The everyday routine helps them to stay sane: geese wander the village streets, cows graze, and people tend to their vegetable gardens.
Svitlana is harvesting carrots. She came to stay with her parents in Hroza from Kupiansk, which is under constant shelling from Russian forces.
"If I knew who did it, I’d kill them with my own two hands, I swear," she says across the fence; she sounds tired. "The Russians are killing civilians. I’m sorry, guys, I need to finish up here and get ready for a funeral in Shevchenkove.
My husband’s relatives were killed, his cousin’s son and his wife. Maksym and Alina. They are survived by their two kids."
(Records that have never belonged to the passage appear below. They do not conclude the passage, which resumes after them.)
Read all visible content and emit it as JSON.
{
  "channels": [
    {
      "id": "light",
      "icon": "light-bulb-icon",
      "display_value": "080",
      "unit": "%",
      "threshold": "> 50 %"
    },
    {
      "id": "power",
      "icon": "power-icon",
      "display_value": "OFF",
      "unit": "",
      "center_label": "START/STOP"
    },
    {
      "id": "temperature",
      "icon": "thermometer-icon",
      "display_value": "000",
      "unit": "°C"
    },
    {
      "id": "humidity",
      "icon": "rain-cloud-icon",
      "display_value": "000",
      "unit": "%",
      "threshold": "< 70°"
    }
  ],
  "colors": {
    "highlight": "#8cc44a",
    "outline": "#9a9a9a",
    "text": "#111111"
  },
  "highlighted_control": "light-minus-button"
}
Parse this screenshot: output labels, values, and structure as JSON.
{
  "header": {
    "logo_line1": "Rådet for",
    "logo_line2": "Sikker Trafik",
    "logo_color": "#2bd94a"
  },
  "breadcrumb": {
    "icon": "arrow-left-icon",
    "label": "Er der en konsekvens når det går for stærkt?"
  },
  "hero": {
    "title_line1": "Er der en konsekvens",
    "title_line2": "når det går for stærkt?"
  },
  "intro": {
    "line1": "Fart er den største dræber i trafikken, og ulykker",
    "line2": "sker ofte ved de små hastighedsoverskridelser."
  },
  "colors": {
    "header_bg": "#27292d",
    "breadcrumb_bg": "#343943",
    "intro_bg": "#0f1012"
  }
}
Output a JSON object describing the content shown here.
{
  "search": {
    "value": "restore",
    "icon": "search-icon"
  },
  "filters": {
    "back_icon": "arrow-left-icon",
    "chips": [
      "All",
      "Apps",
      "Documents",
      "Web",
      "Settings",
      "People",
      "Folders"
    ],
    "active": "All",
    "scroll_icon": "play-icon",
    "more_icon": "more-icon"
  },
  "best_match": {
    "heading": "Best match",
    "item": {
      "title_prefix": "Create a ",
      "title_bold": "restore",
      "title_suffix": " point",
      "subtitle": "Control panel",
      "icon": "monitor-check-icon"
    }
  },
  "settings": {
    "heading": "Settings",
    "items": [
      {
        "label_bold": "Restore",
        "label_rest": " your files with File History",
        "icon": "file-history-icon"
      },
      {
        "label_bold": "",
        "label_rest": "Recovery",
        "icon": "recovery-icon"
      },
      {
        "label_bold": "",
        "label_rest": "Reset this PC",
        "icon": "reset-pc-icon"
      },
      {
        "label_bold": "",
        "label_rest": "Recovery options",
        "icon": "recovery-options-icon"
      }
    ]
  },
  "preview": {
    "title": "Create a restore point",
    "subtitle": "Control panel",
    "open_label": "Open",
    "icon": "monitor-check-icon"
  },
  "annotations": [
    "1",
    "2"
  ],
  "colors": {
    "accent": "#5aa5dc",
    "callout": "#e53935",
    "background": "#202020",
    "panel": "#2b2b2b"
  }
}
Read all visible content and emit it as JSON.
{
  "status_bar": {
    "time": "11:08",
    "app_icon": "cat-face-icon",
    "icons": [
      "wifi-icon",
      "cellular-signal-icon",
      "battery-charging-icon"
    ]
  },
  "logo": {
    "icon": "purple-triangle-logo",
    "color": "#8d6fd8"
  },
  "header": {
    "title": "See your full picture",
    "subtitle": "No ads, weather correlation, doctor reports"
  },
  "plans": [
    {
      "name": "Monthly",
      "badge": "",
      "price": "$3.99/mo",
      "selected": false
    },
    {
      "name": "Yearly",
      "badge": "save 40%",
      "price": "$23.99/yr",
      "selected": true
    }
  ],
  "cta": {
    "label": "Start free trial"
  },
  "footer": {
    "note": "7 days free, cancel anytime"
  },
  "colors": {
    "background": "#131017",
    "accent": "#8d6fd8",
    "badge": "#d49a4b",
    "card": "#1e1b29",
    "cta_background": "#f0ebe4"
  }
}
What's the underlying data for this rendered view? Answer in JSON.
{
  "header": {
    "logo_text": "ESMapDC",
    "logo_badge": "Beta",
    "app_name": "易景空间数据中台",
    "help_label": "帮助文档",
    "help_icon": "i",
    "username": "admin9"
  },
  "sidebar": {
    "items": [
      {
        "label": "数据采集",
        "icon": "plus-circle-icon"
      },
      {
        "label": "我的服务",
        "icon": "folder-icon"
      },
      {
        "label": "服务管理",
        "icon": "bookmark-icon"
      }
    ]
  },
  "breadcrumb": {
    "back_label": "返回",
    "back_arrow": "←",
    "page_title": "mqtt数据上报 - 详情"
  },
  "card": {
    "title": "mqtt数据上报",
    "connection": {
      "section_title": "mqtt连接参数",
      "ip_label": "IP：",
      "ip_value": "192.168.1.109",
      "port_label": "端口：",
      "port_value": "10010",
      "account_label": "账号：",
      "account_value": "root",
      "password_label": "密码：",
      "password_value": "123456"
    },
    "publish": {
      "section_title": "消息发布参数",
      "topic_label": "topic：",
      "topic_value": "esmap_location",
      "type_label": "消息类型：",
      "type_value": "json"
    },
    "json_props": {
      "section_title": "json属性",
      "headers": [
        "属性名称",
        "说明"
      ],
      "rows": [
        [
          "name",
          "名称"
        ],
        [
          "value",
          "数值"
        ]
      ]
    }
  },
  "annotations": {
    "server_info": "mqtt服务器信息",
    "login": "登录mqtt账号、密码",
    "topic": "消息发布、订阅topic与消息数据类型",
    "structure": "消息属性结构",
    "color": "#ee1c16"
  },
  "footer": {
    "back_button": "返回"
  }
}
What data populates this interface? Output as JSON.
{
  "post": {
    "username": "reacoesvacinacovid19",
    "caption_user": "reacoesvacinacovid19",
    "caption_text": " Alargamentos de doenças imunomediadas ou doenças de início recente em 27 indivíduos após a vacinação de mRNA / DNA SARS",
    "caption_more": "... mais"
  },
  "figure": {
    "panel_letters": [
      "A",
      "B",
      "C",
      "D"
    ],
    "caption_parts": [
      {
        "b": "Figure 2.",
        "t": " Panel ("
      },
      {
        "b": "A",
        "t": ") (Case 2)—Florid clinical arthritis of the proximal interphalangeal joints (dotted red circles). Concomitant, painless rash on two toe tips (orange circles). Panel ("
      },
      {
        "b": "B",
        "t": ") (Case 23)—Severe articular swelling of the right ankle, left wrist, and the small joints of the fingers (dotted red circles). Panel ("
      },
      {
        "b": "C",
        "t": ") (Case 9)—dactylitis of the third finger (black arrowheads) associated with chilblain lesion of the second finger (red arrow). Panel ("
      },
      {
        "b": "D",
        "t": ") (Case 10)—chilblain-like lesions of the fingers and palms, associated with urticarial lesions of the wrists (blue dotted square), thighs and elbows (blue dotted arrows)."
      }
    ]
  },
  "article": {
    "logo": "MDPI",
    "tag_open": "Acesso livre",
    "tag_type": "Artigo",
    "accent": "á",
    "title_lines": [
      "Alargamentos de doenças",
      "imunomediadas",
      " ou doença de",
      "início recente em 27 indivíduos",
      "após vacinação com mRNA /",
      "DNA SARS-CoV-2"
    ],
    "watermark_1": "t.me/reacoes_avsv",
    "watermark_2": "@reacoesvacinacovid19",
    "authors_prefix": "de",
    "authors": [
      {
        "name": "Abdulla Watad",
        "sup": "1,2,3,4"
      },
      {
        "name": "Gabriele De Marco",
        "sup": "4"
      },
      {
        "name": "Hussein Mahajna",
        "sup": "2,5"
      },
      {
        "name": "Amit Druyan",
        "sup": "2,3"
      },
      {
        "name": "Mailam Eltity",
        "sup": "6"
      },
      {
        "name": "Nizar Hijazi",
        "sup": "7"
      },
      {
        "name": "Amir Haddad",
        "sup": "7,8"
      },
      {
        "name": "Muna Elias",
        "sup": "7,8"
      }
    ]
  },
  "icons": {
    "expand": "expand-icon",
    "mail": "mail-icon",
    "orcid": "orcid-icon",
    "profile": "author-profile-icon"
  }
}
Beneath the outward composure of the people of Hroza, who have to get on with their lives, one can sense the fear of what might yet lie ahead of them.
The Russian missile has blown the ground out from under the feet of these people, who lived through the Russian occupation and had slowly started to rebuild their lives.
"We have a six-year-old. What do you think? Should we leave Hroza? It’s 35 kilometres away from the front. But there’s no point going anywhere if we have no money. I don’t know what to do," says Marharyta, a middle-aged woman who picks small green tomatoes with her elderly mother as we talk.
Around the corner from her house lies all that remains of the shop, the café, and those who came to the wake.
An elderly man on a bike approaches the site of the Russian atrocity. He goes over to the ruins, visibly unsteady.
He stops and stands still, hands clasped behind his back, then takes another couple of steps and stops again. A few more steps. A pause. As if he can’t find the courage to get any closer to the ruins.
In his eyes you see a mix of astonishment, confusion, pain, despair, anger, and determination: feelings that no ancient dramatist could have described.
"He’s my neighbour," Nataliia Berezan says. "His father and stepmother were killed there.
You know, everyone in the village was so proud when the Kozyr family came back from Poland. So many people in this country are hiding or fleeing abroad. They did the opposite."
Yevhen Rudenko, Dmytro Larin – Ukrainska Pravda
Translation: Myroslava Zavadska, Artem Yakymyshyn, Theodore Holmes and Olya Loza
Editing: Teresa Pearce